Celebrating Our Graduates; College of Agriculture, Forestry and Life Sciences; Public Service and Agriculture

Reducing danger in the solitary work of farming: CAFLS master’s grad pursues agricultural safety instruction in SC


Shelley Lovern grew up on a very small farm in a very small town, helping around the shop and working in the garden since she was also very small.

When it came time for college, a relative recommended that the Agricultural Mechanization and Business program at Clemson University — a couple hours and change west of her hometown of Fort Lawn in Chester County, South Carolina — was one she should consider because of the hands-on nature and tight-knit culture of the major.

“When I did a tour, I just fell in love with the atmosphere, the people, and it was so welcoming,” she said. “Everybody always says it has a family feel, and I definitely agree with that.”

Lovern is one of the newest members of the Class of 2023, graduating with her second Clemson degree in August, a master’s of agriculture. During her undergraduate career, Lovern had the opportunity to work closely with the Clemson Agricultural Safety program and, upon graduation, she obtained a graduate position with the program.

“I had grown very close to the program and its goal of educating South Carolina citizens about agricultural safety,” she said. “I decided to continue my work with the program through a master’s degree.”

But because of her own background, growing up working in a rural area and often working in relative isolation, Lovern had an innate understanding of the necessity of agricultural safety.

“A lot of times in agriculture, it’s really solitary work and somebody might not know if you get hurt,” she said. “So, always understanding what’s around you and being aware that there are bad things that can happen when you’re working in agriculture — to always be preventative about it and always educate yourself on what some of those hazards are, whether it be tractor rollover or entanglement in a power take-off shaft or maybe something as simple as not letting your kid ride on the lawnmower with you.”

Hunter Massey, principal lecturer in Clemson’s Agricultural Sciences Department, said the purpose of the Agricultural Safety Program is to increase awareness of agricultural safety procedures, maintenance operations and safety operations for the citizens of South Carolina.

“In doing this work and programming, if we can prevent just one death or injury it is worth all our time,” Massey said. “The events are always positive and allow interaction with all ages with an interest in agriculture, which is a great thing to see develop in real time. I look forward to the future growth of the program here at Clemson University.”

Through her participation in the Agricultural Safety program and her master’s research, Lovern said she was able to “dive into the needs” of agricultural educators across the state.

“So, my research, specifically with those educators, was to meet with them, host interviews and focus groups and just spend time with them to figure out what they need as a group of educators to make teaching agricultural safety easier in the classroom … being able to figure out what their needs are, so that the safety program can better meet those needs,” Lovern said.

A young woman with long blonde hair stands in front of a green and yelllow tractor, parked on pavement.

And she believes the program can provide the needed resources and support to educators to help promote agricultural safety education in School-Based Agricultural Education programs.

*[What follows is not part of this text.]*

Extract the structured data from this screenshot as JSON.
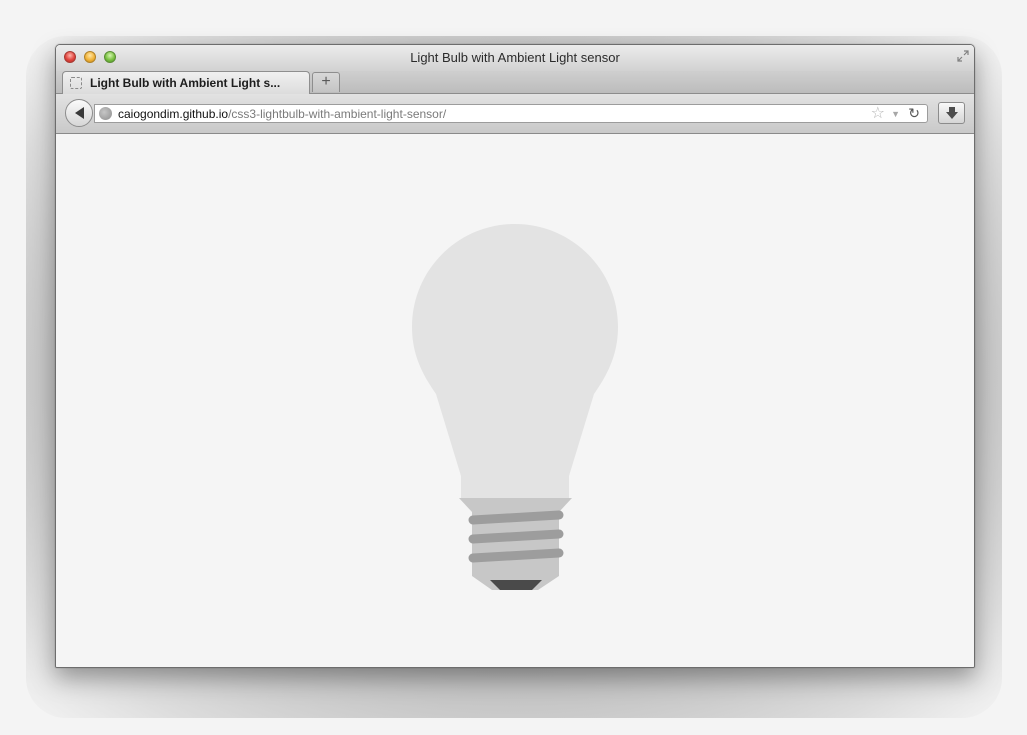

“This experience also allowed me to make vital connections in and around Clemson University that will benefit me in my future endeavors,” she said. “Along with working with agricultural educators, I had the opportunity to work very closely with many of the Fire and Rescue teams throughout the state, and being able to see how excited the various fire and rescue teams were to have Clemson University support was very inspiring and allowed me to see how impactful this university can be throughout the state.”

Another experience Lovern said helped shape her time at Clemson was helping as a teaching assistant in a Principles of Fabrication course at Clemson. While she had taken the class as a student, she said her experience as a female was that it felt hard to ask for help or to be understood by the TA’s at the time.

So, when she began helping with the labs, Lovern said she made a point to ensure that students felt comfortable and confident in the lab, even if they had no previous experience with fabrication.

“Because of this, I was able to get to know the students on a more personal level and help instill a love for working hard and making something, whether it was a project or an aspect of their life, their own,” she said. “This experience allowed me to better understand the students of Clemson University and provide them guidance inside and outside of the classroom.”

Through her time at Clemson, Lovern said she discovered a passion for teaching and helping others and hopes to work in Cooperative Extension to continue doing both those things in the state.

“Working with the safety program has prepared me to meet and speak with various people and relate to their and the community’s needs,” she said. “My goal is to continue my work in agricultural safety and agricultural education to continue to inform the people of South Carolina about the hazards that surround agriculture and how they can not only protect themselves but also those that work around them.”